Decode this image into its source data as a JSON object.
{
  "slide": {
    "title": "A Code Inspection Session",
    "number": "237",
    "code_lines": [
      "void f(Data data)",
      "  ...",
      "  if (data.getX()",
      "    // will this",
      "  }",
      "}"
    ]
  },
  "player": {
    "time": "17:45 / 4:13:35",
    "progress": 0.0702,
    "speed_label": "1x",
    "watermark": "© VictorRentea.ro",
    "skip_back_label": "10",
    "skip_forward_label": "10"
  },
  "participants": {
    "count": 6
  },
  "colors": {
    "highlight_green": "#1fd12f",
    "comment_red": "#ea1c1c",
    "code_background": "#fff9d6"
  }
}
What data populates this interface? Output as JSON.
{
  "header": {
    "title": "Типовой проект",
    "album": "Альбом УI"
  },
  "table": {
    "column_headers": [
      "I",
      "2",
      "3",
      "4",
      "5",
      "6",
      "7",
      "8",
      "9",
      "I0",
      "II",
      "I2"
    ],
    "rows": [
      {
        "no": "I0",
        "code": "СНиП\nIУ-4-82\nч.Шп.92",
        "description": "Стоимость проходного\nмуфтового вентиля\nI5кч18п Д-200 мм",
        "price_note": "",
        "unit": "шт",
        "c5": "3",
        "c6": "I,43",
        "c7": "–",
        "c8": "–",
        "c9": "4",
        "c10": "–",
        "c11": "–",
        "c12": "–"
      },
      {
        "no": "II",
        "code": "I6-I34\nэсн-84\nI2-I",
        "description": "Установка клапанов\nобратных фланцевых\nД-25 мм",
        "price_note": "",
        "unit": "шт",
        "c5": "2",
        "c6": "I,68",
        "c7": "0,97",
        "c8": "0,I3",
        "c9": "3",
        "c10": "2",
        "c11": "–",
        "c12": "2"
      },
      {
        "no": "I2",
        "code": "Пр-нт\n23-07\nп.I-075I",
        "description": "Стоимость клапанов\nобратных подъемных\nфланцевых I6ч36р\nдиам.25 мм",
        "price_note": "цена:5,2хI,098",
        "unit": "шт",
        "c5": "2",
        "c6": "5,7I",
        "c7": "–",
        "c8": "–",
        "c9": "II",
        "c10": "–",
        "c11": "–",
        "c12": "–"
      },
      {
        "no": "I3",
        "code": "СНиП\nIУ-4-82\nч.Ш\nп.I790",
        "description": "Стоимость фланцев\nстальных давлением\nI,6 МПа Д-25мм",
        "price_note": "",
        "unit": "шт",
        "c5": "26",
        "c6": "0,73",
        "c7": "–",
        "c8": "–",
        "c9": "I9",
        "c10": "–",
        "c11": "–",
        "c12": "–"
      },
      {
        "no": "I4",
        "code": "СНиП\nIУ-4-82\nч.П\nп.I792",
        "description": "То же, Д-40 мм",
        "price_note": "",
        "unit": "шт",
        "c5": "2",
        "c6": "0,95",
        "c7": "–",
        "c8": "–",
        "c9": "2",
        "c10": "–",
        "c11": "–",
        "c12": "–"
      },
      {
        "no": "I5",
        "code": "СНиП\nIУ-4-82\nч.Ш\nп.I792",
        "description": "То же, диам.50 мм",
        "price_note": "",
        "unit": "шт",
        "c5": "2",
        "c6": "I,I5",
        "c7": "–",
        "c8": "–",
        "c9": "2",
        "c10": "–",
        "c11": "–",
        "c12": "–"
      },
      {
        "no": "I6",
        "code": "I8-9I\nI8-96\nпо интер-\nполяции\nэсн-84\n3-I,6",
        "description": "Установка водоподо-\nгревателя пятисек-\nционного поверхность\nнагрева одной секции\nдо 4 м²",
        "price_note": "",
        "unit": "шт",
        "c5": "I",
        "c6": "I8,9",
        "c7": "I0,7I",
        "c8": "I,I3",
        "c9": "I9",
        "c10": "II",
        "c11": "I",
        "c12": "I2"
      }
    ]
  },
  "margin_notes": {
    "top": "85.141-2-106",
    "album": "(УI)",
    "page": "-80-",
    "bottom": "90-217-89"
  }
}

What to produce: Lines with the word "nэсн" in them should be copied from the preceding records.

Task answer:
        "code": "I6-I34\nэсн-84\nI2-I",
        "code": "I8-9I\nI8-96\nпо интер-\nполяции\nэсн-84\n3-I,6",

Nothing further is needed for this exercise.